Free Very Best of The Oldie when you subscribe

Subscribe

I'm tired of London

Blog | By Tanya Gold | Jan 11, 2019


Re-entry. It’s increasingly odd. I lived my whole life in London but, when I disembark at Paddington Station now, I feel different.

I am off the Penzance train, from the fishing village I've lived in for two years, and I meet a city I no longer feel at home in. In fact, I realised with a small shock yesterday: my body now knows this. The change is complete. It’s as if the rhythms of my body, my sight and my hearing have all changed, and they no longer work here as they did. The lights are too bright. The noise is a low roar that seems to come from below the city. The people move about with purpose, unwilling to veer from their chosen track; pause and be jostled. I think: I will get no rest here. There is not a corner in this city I can rest in.

I suppose this is natural. I awake each day in Cornwall, to a bucolic, even hackneyed, gurgling stream. I walk across a tiny bridge to take my son to school, and then I walk the puppy by the sea, greeting other dog-walkers. I am used to smiles from friends and strangers, from traffic slowing down for me to cross; to chatting with the butcher, the baker and the greengrocer. I'm used to smiling at the vicar and murmuring with concern as my elderly neighbour tells me his blood pressure. I am used to village life, where people ease each other’s paths through life, because they want to, and they must.

Read the story of Tom Bawcock of Mousehole, who fished in a storm to save the village children; or the story of the tin miner who angered the small magical creatures who follow miners for crumbs, and died because he did not share his supper. In a remote land, if you don’t have neighbours, you have nothing.

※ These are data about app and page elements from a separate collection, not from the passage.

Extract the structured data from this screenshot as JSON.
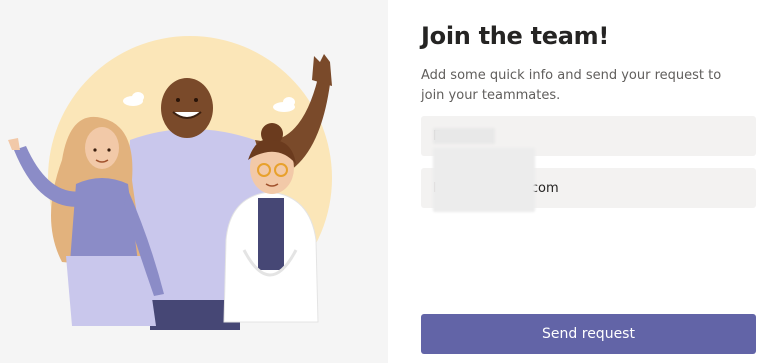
{
  "join_form": {
    "title": "Join the team!",
    "subtitle": "Add some quick info and send your request to join your teammates.",
    "name_value": "F",
    "email_value": "F                    l.com",
    "send_label": "Send request"
  },
  "colors": {
    "accent": "#6264a7",
    "left_background": "#f5f5f5",
    "field_background": "#f3f2f1"
  }
}
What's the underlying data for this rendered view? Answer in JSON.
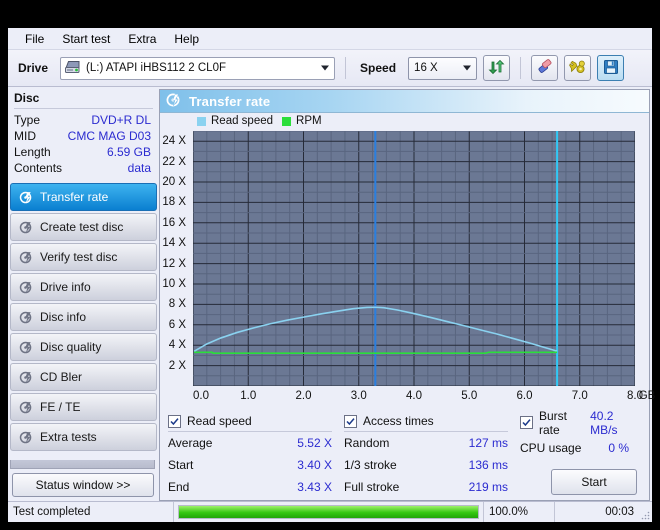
{
  "menu": {
    "items": [
      {
        "label": "File"
      },
      {
        "label": "Start test"
      },
      {
        "label": "Extra"
      },
      {
        "label": "Help"
      }
    ]
  },
  "toolbar": {
    "drive_label": "Drive",
    "drive_value": "(L:)  ATAPI iHBS112  2 CL0F",
    "speed_label": "Speed",
    "speed_value": "16 X",
    "refresh_icon": "refresh-icon",
    "eraser_icon": "eraser-icon",
    "tools_icon": "tools-icon",
    "save_icon": "save-floppy-icon"
  },
  "disc": {
    "heading": "Disc",
    "rows": [
      {
        "key": "Type",
        "value": "DVD+R DL"
      },
      {
        "key": "MID",
        "value": "CMC MAG D03"
      },
      {
        "key": "Length",
        "value": "6.59 GB"
      },
      {
        "key": "Contents",
        "value": "data"
      }
    ]
  },
  "sidebar": {
    "items": [
      {
        "label": "Transfer rate",
        "active": true
      },
      {
        "label": "Create test disc",
        "active": false
      },
      {
        "label": "Verify test disc",
        "active": false
      },
      {
        "label": "Drive info",
        "active": false
      },
      {
        "label": "Disc info",
        "active": false
      },
      {
        "label": "Disc quality",
        "active": false
      },
      {
        "label": "CD Bler",
        "active": false
      },
      {
        "label": "FE / TE",
        "active": false
      },
      {
        "label": "Extra tests",
        "active": false
      }
    ],
    "status_button": "Status window >>"
  },
  "panel": {
    "title": "Transfer rate",
    "icon": "disc-burn-icon"
  },
  "results": {
    "read_speed": {
      "checked": true,
      "title": "Read speed",
      "rows": [
        {
          "key": "Average",
          "value": "5.52 X"
        },
        {
          "key": "Start",
          "value": "3.40 X"
        },
        {
          "key": "End",
          "value": "3.43 X"
        }
      ]
    },
    "access_times": {
      "checked": true,
      "title": "Access times",
      "rows": [
        {
          "key": "Random",
          "value": "127 ms"
        },
        {
          "key": "1/3 stroke",
          "value": "136 ms"
        },
        {
          "key": "Full stroke",
          "value": "219 ms"
        }
      ]
    },
    "burst": {
      "checked": true,
      "title": "Burst rate",
      "value": "40.2 MB/s",
      "cpu_key": "CPU usage",
      "cpu_value": "0 %"
    },
    "start_button": "Start"
  },
  "statusbar": {
    "message": "Test completed",
    "percent_label": "100.0%",
    "percent": 100,
    "time": "00:03"
  },
  "colors": {
    "read_speed": "#8ad2f0",
    "rpm": "#2bde3b",
    "plot_bg": "#6b7894",
    "marker_blue": "#2a7fe0",
    "marker_cyan": "#31c8f5",
    "value_text": "#2b2bd0",
    "accent": "#0a7fd0",
    "progress": "#35c712"
  },
  "chart_data": {
    "type": "line",
    "title": "Transfer rate",
    "xlabel": "GB",
    "ylabel": "X",
    "xlim": [
      0.0,
      8.0
    ],
    "ylim": [
      0.0,
      25.0
    ],
    "grid": true,
    "legend_position": "top-left",
    "xticks": [
      "0.0",
      "1.0",
      "2.0",
      "3.0",
      "4.0",
      "5.0",
      "6.0",
      "7.0",
      "8.0"
    ],
    "xtick_values": [
      0,
      1,
      2,
      3,
      4,
      5,
      6,
      7,
      8
    ],
    "yticks": [
      "2 X",
      "4 X",
      "6 X",
      "8 X",
      "10 X",
      "12 X",
      "14 X",
      "16 X",
      "18 X",
      "20 X",
      "22 X",
      "24 X"
    ],
    "ytick_values": [
      2,
      4,
      6,
      8,
      10,
      12,
      14,
      16,
      18,
      20,
      22,
      24
    ],
    "x_axis_unit": "GB",
    "legend": [
      {
        "name": "Read speed",
        "color": "#8ad2f0"
      },
      {
        "name": "RPM",
        "color": "#2bde3b"
      }
    ],
    "series": [
      {
        "name": "Read speed",
        "color": "#8ad2f0",
        "x": [
          0.02,
          0.25,
          0.5,
          0.8,
          1.1,
          1.4,
          1.7,
          2.0,
          2.3,
          2.6,
          2.9,
          3.15,
          3.3,
          3.45,
          3.7,
          4.0,
          4.3,
          4.6,
          4.9,
          5.2,
          5.5,
          5.8,
          6.1,
          6.35,
          6.55,
          6.59
        ],
        "y": [
          3.4,
          4.12,
          4.7,
          5.25,
          5.7,
          6.1,
          6.45,
          6.75,
          7.05,
          7.32,
          7.58,
          7.7,
          7.72,
          7.68,
          7.45,
          7.1,
          6.72,
          6.32,
          5.92,
          5.5,
          5.1,
          4.65,
          4.2,
          3.8,
          3.48,
          3.43
        ]
      },
      {
        "name": "RPM",
        "color": "#2bde3b",
        "x": [
          0.02,
          0.35,
          0.36,
          5.3,
          5.35,
          6.59
        ],
        "y": [
          3.3,
          3.3,
          3.22,
          3.22,
          3.3,
          3.3
        ]
      }
    ],
    "markers": [
      {
        "name": "position-marker",
        "x": 3.3,
        "color": "#2a7fe0"
      },
      {
        "name": "disc-end-marker",
        "x": 6.59,
        "color": "#31c8f5"
      }
    ]
  }
}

London seethes with anger and neurosis and when I feel it, I remember it is, at least partially, why I left. Three years ago, a Camden tramp called me 'a f*cking fat bitch' when I told my son I would buy him a lolly; I left London shortly after that.

'You are a heroin addict,' I told him, 'and you live in a shop doorway.' He didn’t listen. Everyone judges mothers. On this trip, I hailed a black cab in Shoreditch, to take me to Selfridges. I asked for a receipt with no date. He demanded £3 extra for this service. I said no, since the fare was already £30. He called me 'a fat c*nt'. I asked him to pull over by Old Street, so I could take the Underground. He called me it again and locked the doors, thinking I would not pay, even though I had my debit card in my hand. Then I paid - as I female, I had to force myself not to tip - and he said it again in farewell.

I was upset, but I tried not to make his words the theme tune to this new London I no longer belong in. Later I stood on the top of Broadcasting House in Langham Place and admired John Nash’s church and its strange, round narthex. I will always love, and forgive, London.